Triggers

Maybe you’ve seen a great athlete prepare with one or a few rituals before the performance. It can be anything from turning a ring on a finger to tie the shoes in a certain way or a certain order.

Most athletes (I can not say that this applies to everyone) does this because they have created triggers. It is a big part of mental training to be able to set your mind and feelings in a state that you want them. To be able to recall that certain feeling or state of mind at will, where and when you can achieve your best performance. 

I am no master in the art of mental training, I have only read a few books (and there are a lot of ’em), but I like the concept of triggers, and have used it before I even knew what it was, or had a name for it.

Some of the triggers I created before I knew what it was:

  • The Chinese sign for “I” tattooed on the inside of my right wrist, to always be in my view to remind me of who is the most important person in my life and remind me to take care of myself (which I haven’t always been good at)
  • Before I start a writing session for some book project, I open up my latest notes in the notebook, I clean away irrelevant things on my desk, I close all unnecessary applications on my computer, and make myself I nice cup of tea or coffee.
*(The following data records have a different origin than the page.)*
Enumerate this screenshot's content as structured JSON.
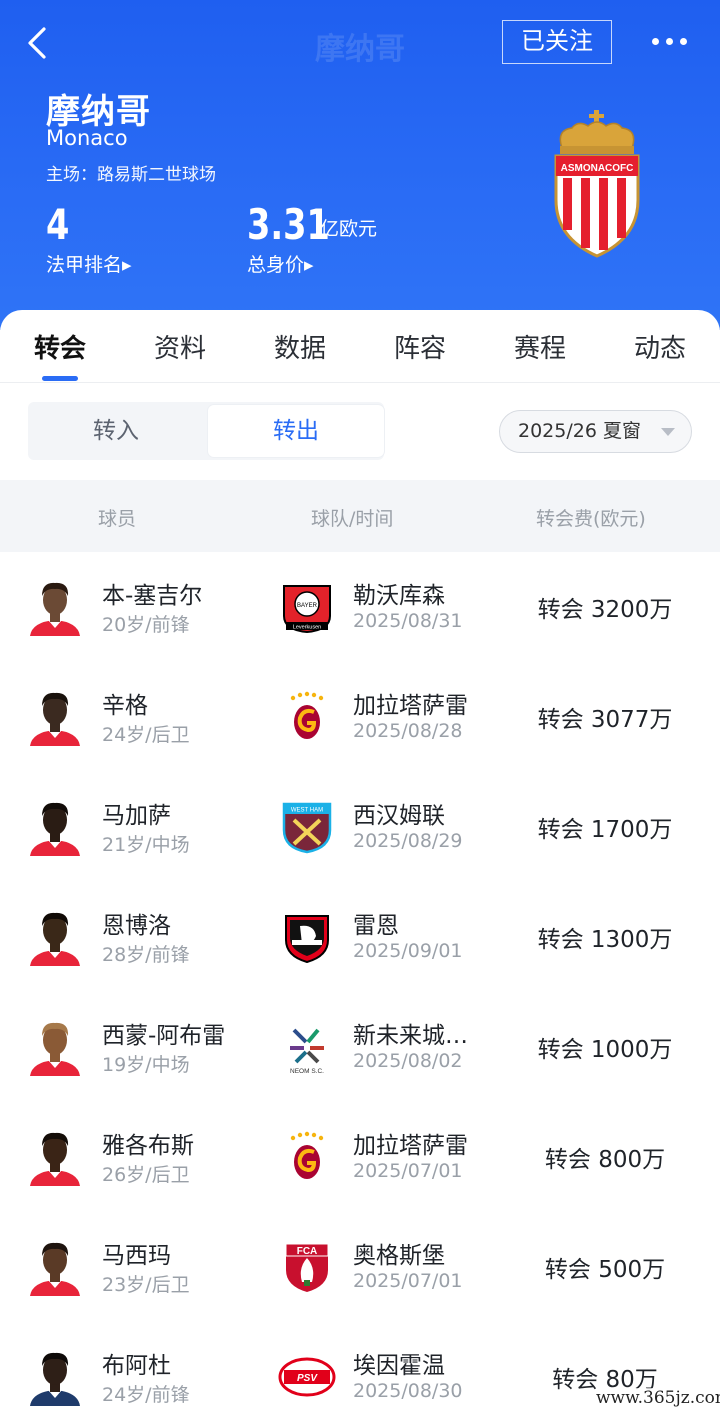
{
  "header": {
    "top_title": "摩纳哥",
    "follow_label": "已关注",
    "team_name": "摩纳哥",
    "team_en": "Monaco",
    "stadium": "主场：路易斯二世球场",
    "rank_value": "4",
    "rank_label": "法甲排名▸",
    "market_value": "3.31",
    "market_unit": "亿欧元",
    "market_label": "总身价▸",
    "crest_text": "ASMONACOFC"
  },
  "tabs": [
    "转会",
    "资料",
    "数据",
    "阵容",
    "赛程",
    "动态"
  ],
  "segment": {
    "in_label": "转入",
    "out_label": "转出"
  },
  "season": "2025/26 夏窗",
  "table_headers": {
    "player": "球员",
    "club_time": "球队/时间",
    "fee": "转会费(欧元)"
  },
  "rows": [
    {
      "name": "本-塞吉尔",
      "meta": "20岁/前锋",
      "club": "勒沃库森",
      "date": "2025/08/31",
      "fee": "转会 3200万",
      "logo": "leverkusen"
    },
    {
      "name": "辛格",
      "meta": "24岁/后卫",
      "club": "加拉塔萨雷",
      "date": "2025/08/28",
      "fee": "转会 3077万",
      "logo": "galatasaray"
    },
    {
      "name": "马加萨",
      "meta": "21岁/中场",
      "club": "西汉姆联",
      "date": "2025/08/29",
      "fee": "转会 1700万",
      "logo": "westham"
    },
    {
      "name": "恩博洛",
      "meta": "28岁/前锋",
      "club": "雷恩",
      "date": "2025/09/01",
      "fee": "转会 1300万",
      "logo": "rennes"
    },
    {
      "name": "西蒙-阿布雷",
      "meta": "19岁/中场",
      "club": "新未来城…",
      "date": "2025/08/02",
      "fee": "转会 1000万",
      "logo": "neom"
    },
    {
      "name": "雅各布斯",
      "meta": "26岁/后卫",
      "club": "加拉塔萨雷",
      "date": "2025/07/01",
      "fee": "转会 800万",
      "logo": "galatasaray"
    },
    {
      "name": "马西玛",
      "meta": "23岁/后卫",
      "club": "奥格斯堡",
      "date": "2025/07/01",
      "fee": "转会 500万",
      "logo": "augsburg"
    },
    {
      "name": "布阿杜",
      "meta": "24岁/前锋",
      "club": "埃因霍温",
      "date": "2025/08/30",
      "fee": "转会 80万",
      "logo": "psv"
    }
  ],
  "logo_text": {
    "leverkusen_top": "BAYER",
    "leverkusen_bottom": "Leverkusen",
    "westham": "WEST HAM",
    "neom": "NEOM S.C.",
    "augsburg": "FCA",
    "psv": "PSV"
  },
  "watermark": "www.365jz.com"
}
A trigger, per say, is something that helps you set your mind to a chosen mindset as you expose yourself to your trigger. In above examples one trigger is an image that helps me remind myself of something each time I see it (which is very often) and in the second a series of things bound together as a ritual to get me where I want to be.

How can you create a trigger for you?

First of all, I can only recommend, if you are interested, that you dive deeper into mental training and triggers. I have only Swedish literature to referens as of now, but I will keep an open eye to see if I run into some English literature on the subject.

The mechanics behind triggers is quite simple. When you feel the desired feeling or are in the desired state of mind, you program your trigger. If it is looking at a picture or doing something physical. A little like Pavlovs dogs. When you want to experience your state of mind or feeling, repeat your physical move or look at the picture. It may take some practice to get it to work, so keep on repeating it until you get your desired outcome.

You don’t have to be an elit athlete to gain something positive from this, you can use it in your everyday life, in any situation where you feel you want to take control of your mindset and/or feeling(s) instead of letting them control you.

To make an excellent example.

Meditation.

You want to calm your mind, and enter a state of calmness.

Your trigger to this might be:

  • Go to your meditation place
  • Light a candle or incent
  • Put on some soothing music or a guided meditation session
  • Sit down on a pillow or lay down in a relaxed way on a soft blanket
  • Close your eyes and begin your medidation

This is a ritual that helps you focus on your meditation. A trigger! 🙂